Troy Baxter had offers from Arizona State, Kansas State and Tennessee, as well as interest from UConn. The four-star forward from Gainesville, Florida chose USF, the perennial dumpster fire of the Big East before becoming the perennial dumpster fire of the American.
Both Tulane and USF, traditionally awful when it comes to
basketball pretty much everything involving sports, seem committed to revamping their programs. They are looking at UConn, SMU and Cincinnati as if to say, "You want to run this conference, you’ll have to earn it."
On the middle rung of the conference, Temple, a surprisingly gritty team last season, continues to improve. The Owls pulled in a freshman class that ranks 38th in the nation entering the upcoming season. This is a remarkable achievement for the reigning Coach of the Year, Fran Dunphy, and his program, which will continue to give the big guns headaches for some time.
The traditional "powers" of the conference, UConn included, are continuing to assert their commitment to competing at the highest level.
Like UConn, Memphis has a heck of a freshman class coming in, highlighted by the Lawson brothers: Dedric, a McDonald’s All-American, and K.J., a top-50 recruit. Both are expected to make an impact right away for Josh Pastner, whose Tigers failed to even secure an invite to the NIT last year.
In fairness to Memphis, the Tigers did have to deal with plenty of injury issues last year, though that did not stop them from beating UConn twice.
Going into Year 3 of basketball in the American, it remains obvious this is not the ACC or the Big 10. But it could be a lot worse than it is. The lesser programs in the American could have kept recruiting in their old manner, but that is not happening. They are putting pressure on the upper echelon of the American, and even the Power 5. There is commitment to making the league better.
To many, that is insignificant. I realize that. No one wants to stay in the American. We all hope for a Big 10 or ACC invite one day, but it doesn’t seem close.
That’s OK, not only because of the improvements being made across the conference, but look at what UConn has done since the loss to Arizona State.

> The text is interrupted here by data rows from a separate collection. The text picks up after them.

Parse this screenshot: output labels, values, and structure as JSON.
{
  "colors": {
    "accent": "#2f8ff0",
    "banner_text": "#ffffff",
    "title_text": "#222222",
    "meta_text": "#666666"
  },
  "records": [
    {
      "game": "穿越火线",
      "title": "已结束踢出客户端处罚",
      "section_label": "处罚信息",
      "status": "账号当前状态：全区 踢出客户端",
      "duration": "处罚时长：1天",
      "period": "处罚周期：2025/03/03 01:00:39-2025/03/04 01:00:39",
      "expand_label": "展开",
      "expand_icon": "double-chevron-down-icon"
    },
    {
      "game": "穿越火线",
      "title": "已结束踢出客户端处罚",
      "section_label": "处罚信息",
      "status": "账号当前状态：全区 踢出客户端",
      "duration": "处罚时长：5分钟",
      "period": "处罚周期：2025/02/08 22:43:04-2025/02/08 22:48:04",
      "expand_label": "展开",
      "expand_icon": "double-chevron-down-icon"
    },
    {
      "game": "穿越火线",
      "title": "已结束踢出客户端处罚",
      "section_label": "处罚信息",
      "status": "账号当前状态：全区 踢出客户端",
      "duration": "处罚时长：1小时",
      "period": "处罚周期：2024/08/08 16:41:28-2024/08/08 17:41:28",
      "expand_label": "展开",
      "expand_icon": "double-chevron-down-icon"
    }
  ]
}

The Huskies aren’t backing down.
They remain ever hungry.
So long as UConn keeps scheduling strong and bringing in recruits, the Huskies are going to keep themselves in the mix.